Former residents were assured by the managing government agencies that they would always be allowed entrance to their cemeteries and that access roads to them would be kept-up by the government. Some of these cemeteries are now miles down dirt and gravel roads off the main highway, the Trace. Many of these are in disrepair with the Forestry Service typically working on specific roads to have them prepared for individual reunions held by former residents annually at different cemeteries and former church sites. As noted above, Between the Rivers, Inc began cleaning these cemeteries thirty years ago, and continue to remove brush each winter to prepare for mowing them in the spring and summer. They often find the access roads, however, in terrible shape. They are littered with potholes every few feet for miles or muddy to the point that even 4x4s risk not being able to access gravesites. In the case of the above image, the casket of a former resident had to be carried at length by pallbearers and mourners because the hearse could not go further toward the cemetery.
The erratic weather has again caught the government off guard leaving the road to at least one of the largest cemeteries, Woodson Chapel, in serious disrepair. This did not perturb those who carried on with the flag draping ritual though as they marked it over the weekend. Given the ongoing pandemic and the situation with the Forestry Service forgoing its duties to the former residents, volunteers recorded and photographed the decorated graves of veterans from the Revolutionary War forward in touching tributes they posted on social media for families to see. In recent years, I have come to know various people from "Between the Rivers," and they are such a resilient and vibrant group.
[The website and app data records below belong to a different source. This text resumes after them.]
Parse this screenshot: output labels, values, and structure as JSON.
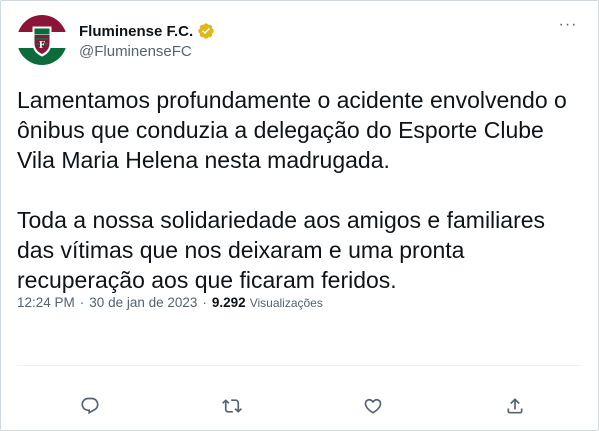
{
  "author": {
    "display_name": "Fluminense F.C.",
    "handle": "@FluminenseFC",
    "avatar_icon": "fluminense-crest-icon",
    "verified_icon": "verified-badge-icon",
    "brand_colors": {
      "maroon": "#8a1538",
      "green": "#0b6b3a",
      "white": "#ffffff"
    }
  },
  "more_icon": "more-options-icon",
  "more_label": "···",
  "tweet": {
    "paragraph_1": "Lamentamos profundamente o acidente envolvendo o ônibus que conduzia a delegação do Esporte Clube Vila Maria Helena nesta madrugada.",
    "paragraph_2": "Toda a nossa solidariedade aos amigos e familiares das vítimas que nos deixaram e uma pronta recuperação aos que ficaram feridos."
  },
  "meta": {
    "time": "12:24 PM",
    "separator": "·",
    "date": "30 de jan de 2023",
    "views_count": "9.292",
    "views_label": "Visualizações"
  },
  "actions": [
    {
      "icon": "reply-icon"
    },
    {
      "icon": "retweet-icon"
    },
    {
      "icon": "like-icon"
    },
    {
      "icon": "share-icon"
    }
  ],
  "colors": {
    "text": "#0f1419",
    "secondary": "#536471",
    "border": "#cfd9de",
    "verified": "#e2b719"
  }
}
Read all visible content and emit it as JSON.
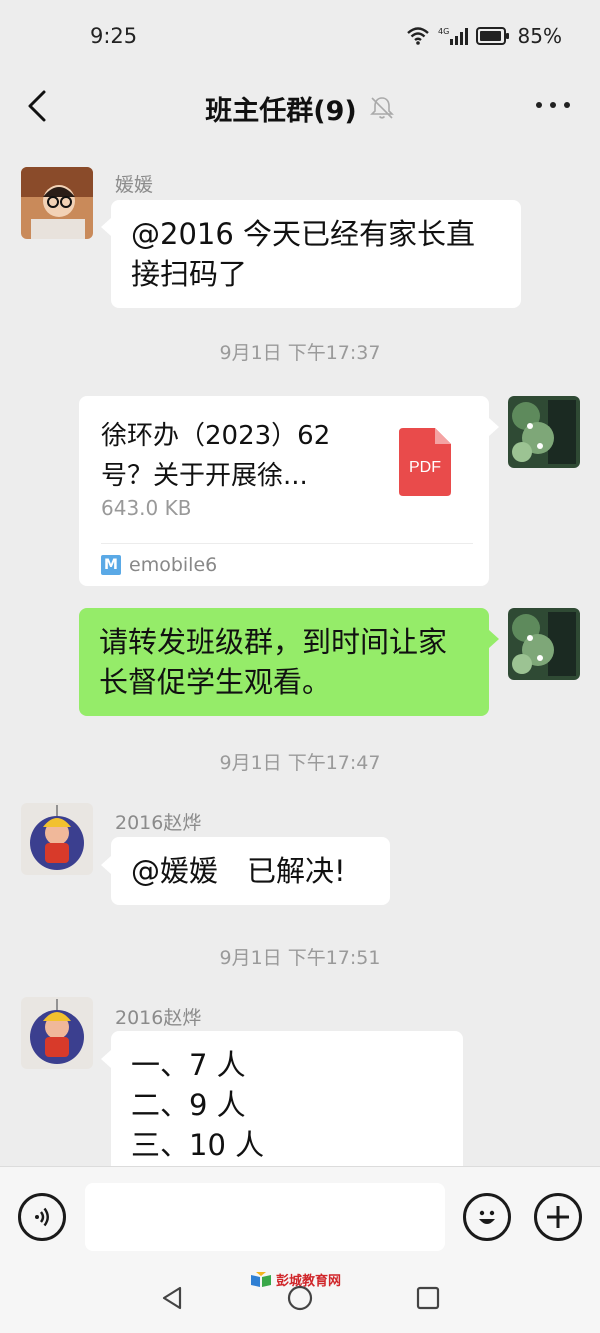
{
  "status_bar": {
    "time": "9:25",
    "network": "4G",
    "battery": "85%"
  },
  "header": {
    "title": "班主任群(9)"
  },
  "messages": [
    {
      "sender": "媛媛",
      "text_line1": "@2016  今天已经有家长直",
      "text_line2": "接扫码了"
    },
    {
      "timestamp": "9月1日 下午17:37"
    },
    {
      "file": {
        "name_line1": "徐环办（2023）62",
        "name_line2": "号？关于开展徐...",
        "size": "643.0 KB",
        "type_label": "PDF",
        "source": "emobile6",
        "source_logo": "M"
      }
    },
    {
      "text_line1": "请转发班级群，到时间让家",
      "text_line2": "长督促学生观看。"
    },
    {
      "timestamp": "9月1日 下午17:47"
    },
    {
      "sender": "2016赵烨",
      "text": "@媛媛　已解决!"
    },
    {
      "timestamp": "9月1日 下午17:51"
    },
    {
      "sender": "2016赵烨",
      "lines": [
        "一、7 人",
        "二、9 人",
        "三、10 人"
      ]
    }
  ],
  "watermark": "彭城教育网",
  "colors": {
    "background": "#ededed",
    "sent_bubble": "#95ec69",
    "received_bubble": "#ffffff",
    "pdf_red": "#e94b4b"
  },
  "icons": [
    "back-arrow-icon",
    "mute-bell-icon",
    "more-icon",
    "voice-icon",
    "emoji-icon",
    "add-icon",
    "pdf-icon"
  ]
}
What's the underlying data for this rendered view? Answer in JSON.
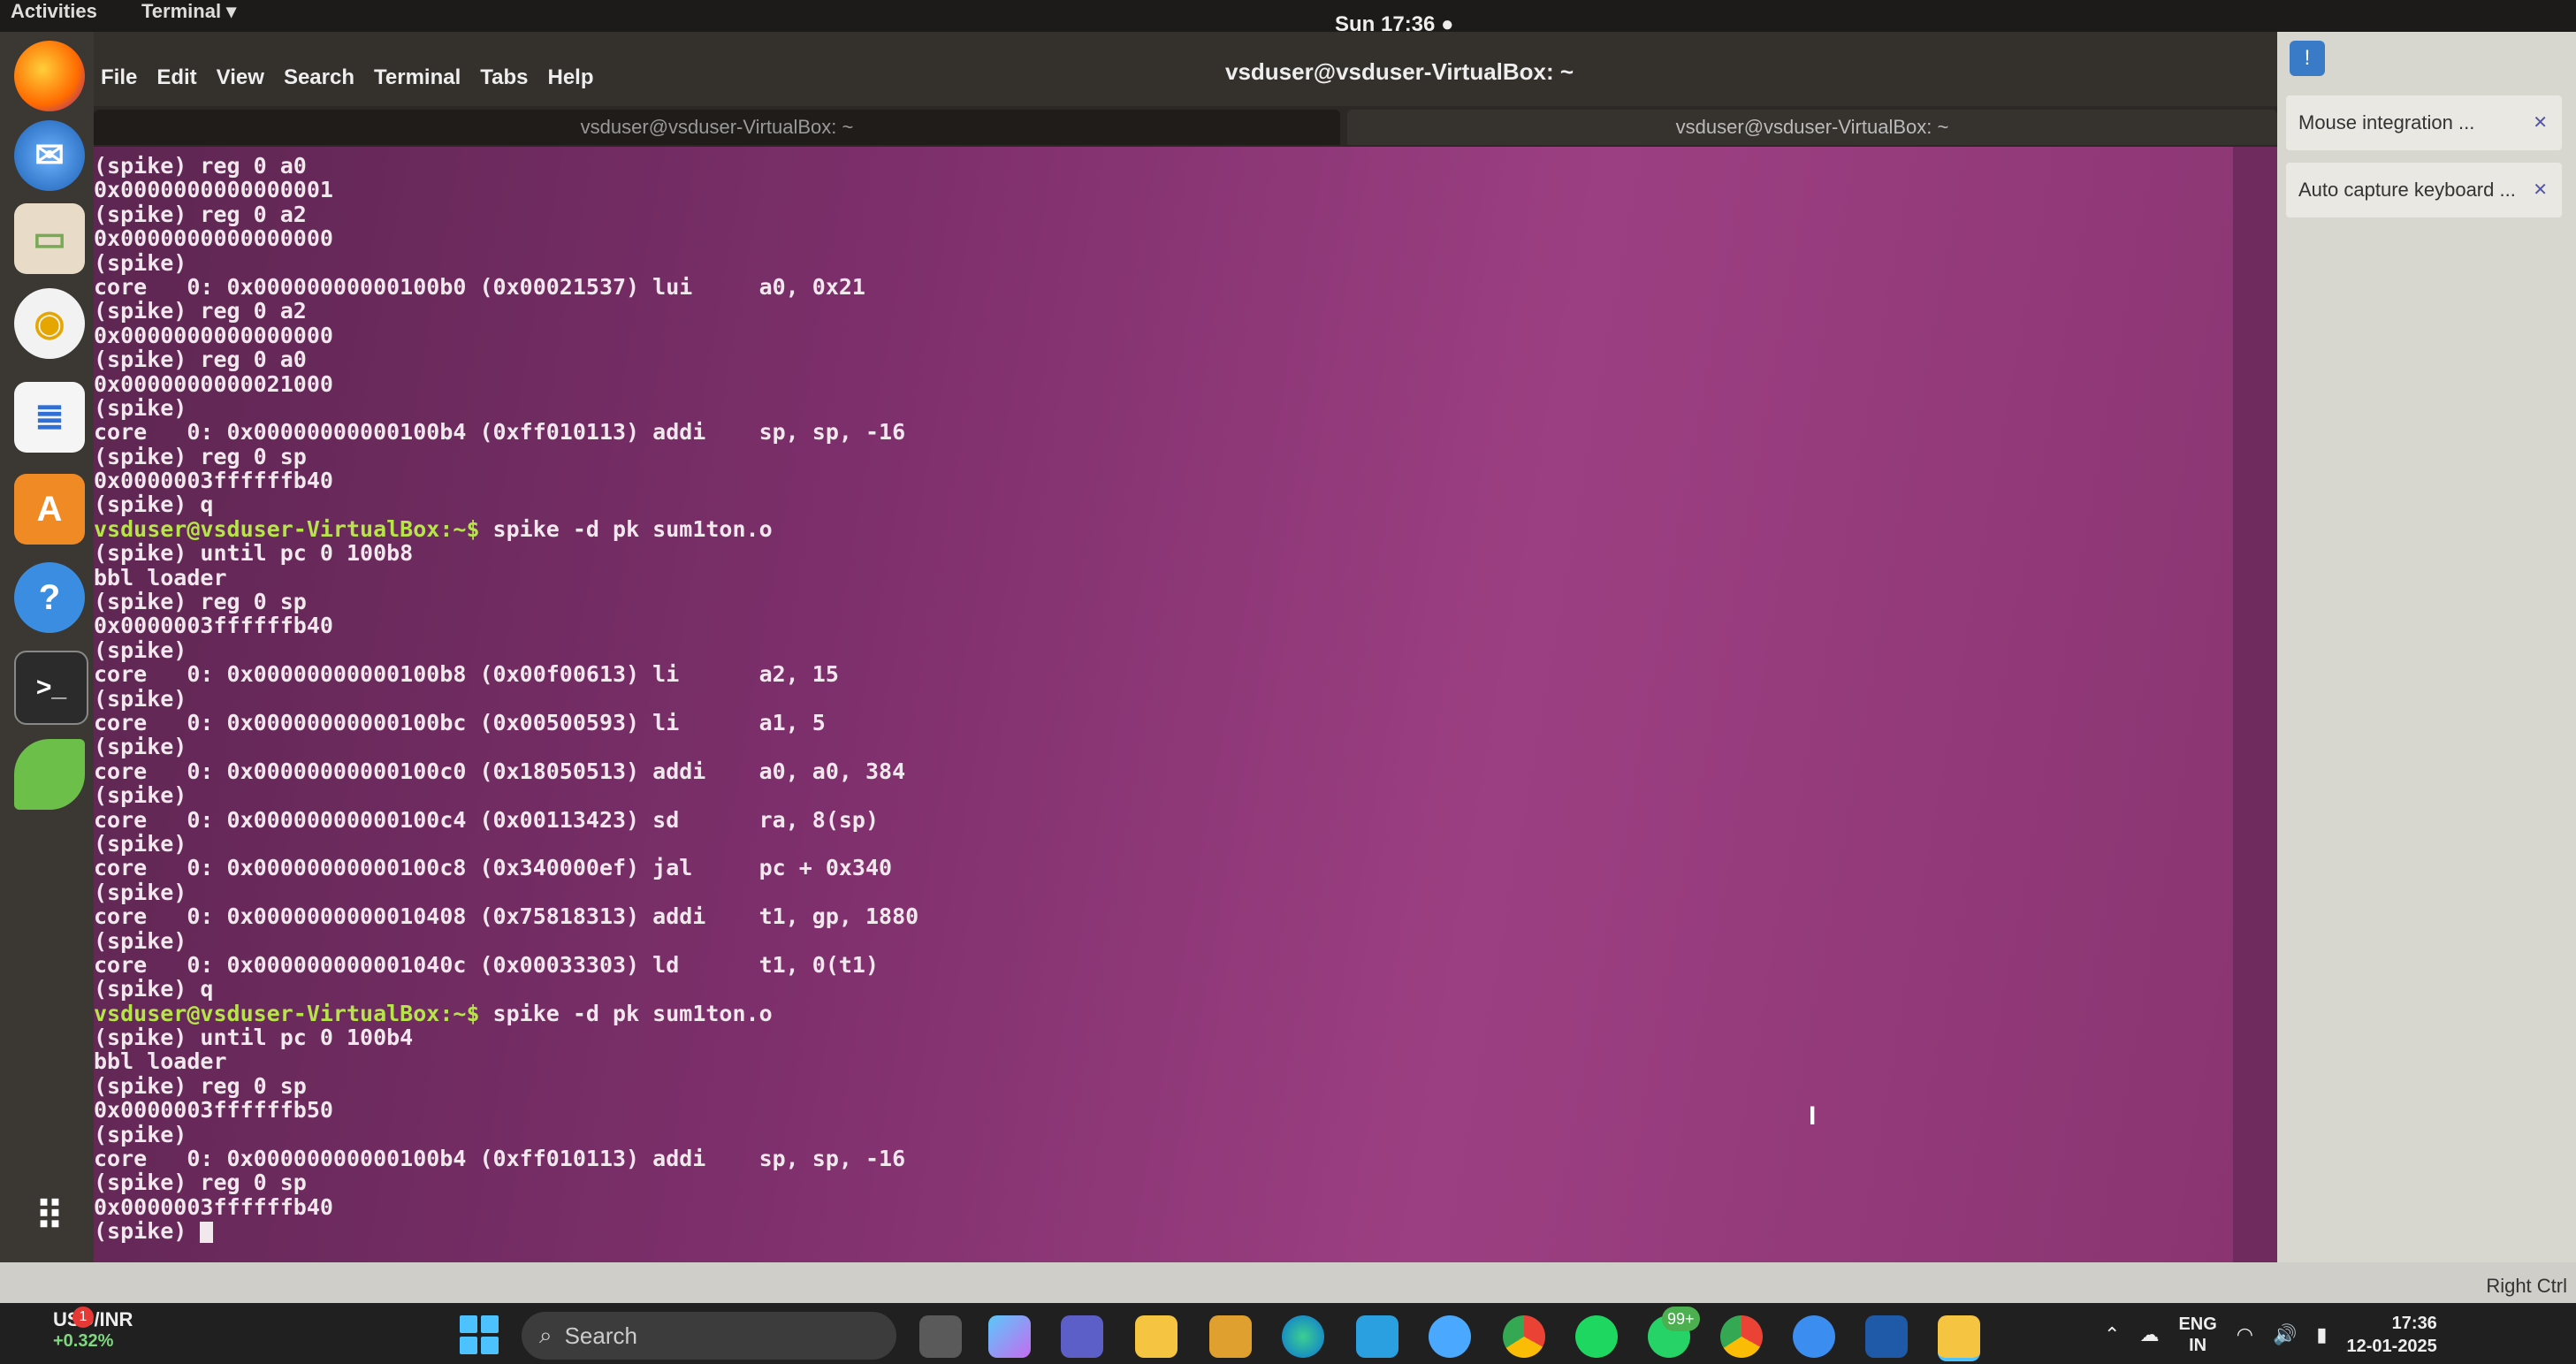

As noted by my earlier posts, this blog seeks to inform people about cultural history and gender history, but is quite taken with concern over public access to history, preservation, documentation, and grassroots movements. Memorial Day has become a national holiday, more often marked with a picnic or backyard BBQ rather than remembrance for the dead. For this group of volunteers in Western Kentucky, however, they are keeping up the tradition with little help from the government agencies who moved in, forced their families off their multi-generational homesteads decades ago, and continue to fail at keeping their promises about accessibility to the graves of their loves ones. These graves deserve the same attention as those in the manicured lawns of our national cemeteries for the sacrifice and service of the men and women in them was much the same.
History starts now. Engage the present. Preserve the past.